But even if you do have the money and you are willing to wait until the products arrive in Chile, many popular brands still aren't available here at all. And there are no Sephora stores here, nor do they currently ship to Chile from the website. Bustle reached out to Sephora, and the brand does ship internationally, but only to Germany, Japan, the Netherlands, Norway, South Korea, and the United Kingdom. Brands that are carried there like Too Faced, Anastasia Beverly Hills, Fenty Beauty, Armani, and others are out of the question — even if the brands do ship internationally. For example, Kat Von D began shipping to Chile in late 2017, but most Chilean bloggers (including me) don't want to pay the hefty shipping price: It would be $23 shipping for a $20 lipstick, so it would only make sense if you ordered a bunch.
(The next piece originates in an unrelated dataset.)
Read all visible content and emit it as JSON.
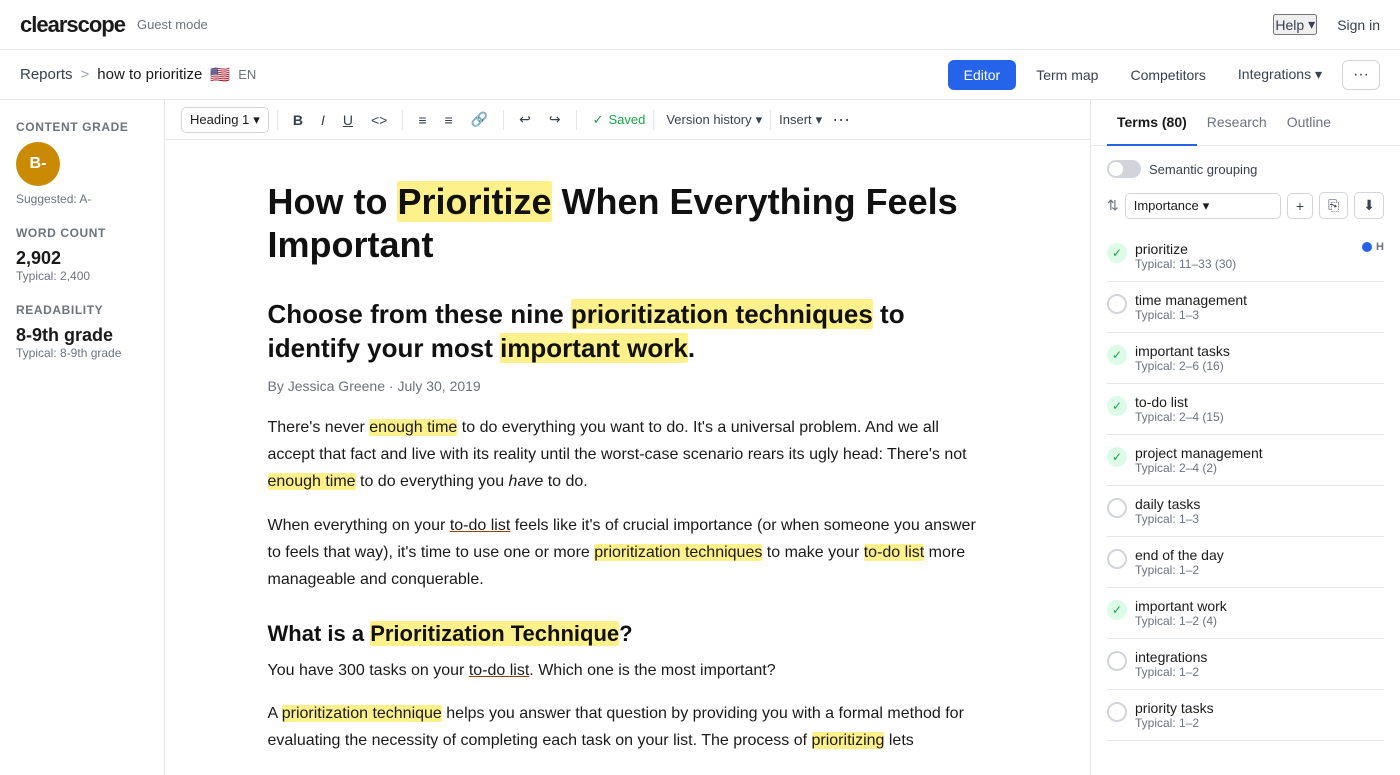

Even in situations with free international shipping, there are sometimes extra taxes for international purchases that can end up being the same cost or even more than international shipping. Because of this, even the more accessible brands often aren't in reality.

Given this, we cherish brands with international shipping like ColourPop, Lime Crime, Jeffree Star, and Makeup Revolution. Even if there's drama surrounding brands, it's often easy to ignore when they're some of the only YouTuber-approved products available to you. I simply feel grateful that I even had a chance to buy them. If the package takes a month to arrive, or if there's some other issue with the shipment, I still am thankful that the brands are even available to me to shop.
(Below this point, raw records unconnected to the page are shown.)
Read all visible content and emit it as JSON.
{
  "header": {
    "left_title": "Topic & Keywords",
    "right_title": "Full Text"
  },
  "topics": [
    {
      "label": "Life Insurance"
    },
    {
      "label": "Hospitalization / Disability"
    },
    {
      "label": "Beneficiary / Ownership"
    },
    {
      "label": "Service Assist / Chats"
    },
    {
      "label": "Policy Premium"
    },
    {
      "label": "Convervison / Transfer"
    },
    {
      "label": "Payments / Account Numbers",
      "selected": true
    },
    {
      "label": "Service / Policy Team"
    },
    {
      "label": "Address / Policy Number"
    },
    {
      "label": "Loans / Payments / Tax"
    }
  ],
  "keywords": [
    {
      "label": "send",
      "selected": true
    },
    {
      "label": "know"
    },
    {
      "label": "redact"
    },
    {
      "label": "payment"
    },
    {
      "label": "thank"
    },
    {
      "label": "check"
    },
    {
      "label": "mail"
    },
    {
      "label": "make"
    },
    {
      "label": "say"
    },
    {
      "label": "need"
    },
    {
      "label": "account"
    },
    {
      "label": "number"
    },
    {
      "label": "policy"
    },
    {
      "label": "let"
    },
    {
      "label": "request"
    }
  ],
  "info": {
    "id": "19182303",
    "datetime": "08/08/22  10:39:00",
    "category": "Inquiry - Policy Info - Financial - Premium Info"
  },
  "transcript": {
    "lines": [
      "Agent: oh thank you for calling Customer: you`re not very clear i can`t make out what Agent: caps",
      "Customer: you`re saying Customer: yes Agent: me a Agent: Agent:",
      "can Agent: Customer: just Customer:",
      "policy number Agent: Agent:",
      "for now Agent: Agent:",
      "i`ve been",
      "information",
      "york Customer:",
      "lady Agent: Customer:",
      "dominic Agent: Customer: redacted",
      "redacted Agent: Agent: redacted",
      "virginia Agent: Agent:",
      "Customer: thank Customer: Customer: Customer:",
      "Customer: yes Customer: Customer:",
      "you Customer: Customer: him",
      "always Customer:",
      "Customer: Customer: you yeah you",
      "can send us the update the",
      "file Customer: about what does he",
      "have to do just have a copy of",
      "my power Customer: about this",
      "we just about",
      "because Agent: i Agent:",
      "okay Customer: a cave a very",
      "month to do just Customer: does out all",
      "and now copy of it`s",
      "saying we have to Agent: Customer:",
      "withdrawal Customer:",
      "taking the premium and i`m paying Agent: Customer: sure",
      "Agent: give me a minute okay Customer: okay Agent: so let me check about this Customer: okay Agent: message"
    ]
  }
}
Still, I, like other Chilean influencers, try not to focus too much on recommending products you can only buy online. This is because, even if you have the money and want to wait, many people in Chile don't have the credit cards required to do so, or access to other payment options like PayPal. According to the Chilean Association of Banks and Financial Institutions, in 2017 only 20 percent of Chile's population had a credit card. It's not that the other 80 percent can't afford to have one; it's just that most choose to live comfortably without one. And because of our culture and bank system Paypal is not a solution for everyone.

This lack of credit cards created a weird phenomenon, though: buy-sell Facebook groups focused on makeup. Women who have credit cards often buy and then resell on those groups with a commission fee, meaning that getting a hold of some palettes can be even more expensive. Sometimes, the commission and shipping fees can end up making the product double what it would usually be. That's precisely why I've never bought an ABH palette, even though I've had the opportunity to via these groups.

Because of the unique experience we have when it comes to shopping for beauty products, Chilean beauty bloggers like me primarily care about giving a honest review about a product we can get easily. The other Chilean beauty bloggers I know and I hardly ever buy products just to review once and then toss or give away. Since products are so much more difficult to come by, we're careful to select launches we're excited to add to our daily routine, even after we're done filming the video.

I started a blog because I love makeup, fashion, and I wanted a place to talk about all of that. I knew I would never be a famous blogger who can make a living from it. And that is OK for me, and for many other influencers in Chile.

I do hope, though, that things like international shipping will become a real option for Chile in the future. While it seems far-off now, it does give me hope to see the local makeup market grow in recent years; Chilean brands are becoming more bold and innovative than ever. In the meantime, though, I hope to continue blogging and I'm even thinking about creating a palette of shadows myself — all shades inspired by Chile's unique culture and local trends.